Clathria (Microciona) osismica (Cabioch, 1968) is one of the (presumably) red encrusting Microcionidae, which can only be reliably identfied by microscopic examination of the spicules. It is close in spiculation to C. (M.) strepsitoxa and C. (M.) ascendens, differing in minor details of spicule sizes and categories. So far this species is only known from a single record from Roscoff, NW France.
Colour: Yellowish in alcohol.
Shape, size, surface and consistency: Encrusting, very thin: about 1 mm, on barnacles.

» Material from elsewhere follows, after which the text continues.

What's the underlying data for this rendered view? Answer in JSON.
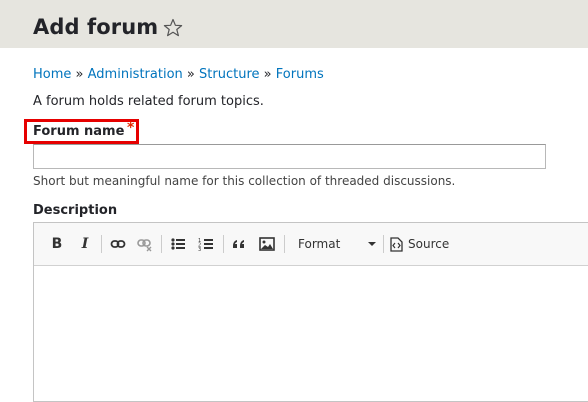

Spicules: Megascleres: Ectosomal subtylostyles, with microspined base: 150-335 x 2-4 µm; large acanthostyles, mostly entirely smooth except for conical spines on the head: 160-370 x 6-8 µm; echinating acanthostyles, entirely spined, with spines generally fine, the larger ones curved (those at the head are curved towards the point, those along the shaft are curved towards the head): 70-130 x 4-7 µm. Microscleres: Palmate isochelas: 11-16 µm; toxas in two distinct categories, 1) long, straight, with a very small inflexion (not twisted): 150-380 x 1-1.3 µm, and 2) short, deeply curved, finely rugose at the apices: 15-125 x 0.5-1.5 µm.
Skeleton: Ectosomal subtylostyles scattered confusedly in the surface and among the choanosomal spicule tracts. They form bouquets at the end of the choanosomal spicule tracts. The choanosomal skeleton consists of short plumose columns of styles bound by some spongin, but not enveloped in it. The columns divide and extend obliquely towards the surface; they are echinated by acanthostyles.
Ecology: On rocky substrate in deeper water.
Distribution: Known so far only from Roscoff, France.
Etymology: Osismi are a tribe of Breton people in the time of the Roman occupation of France.
Type specimen information: The type is in the collections of the Station Biologique at Roscoff.
This species is similar to C. (M.) strepsitoxa (Hope, 1889) differing from it in the clearly smaller sizes of most of the spicules. From C. (M.) ascendens (Cabioch, 1968) it differs in the possession of small toxas next to the long straight ones, the absence of a twist in the long toxas, and in the microspined condition of the subtylostyle heads.
Source: Cabioch, 1968.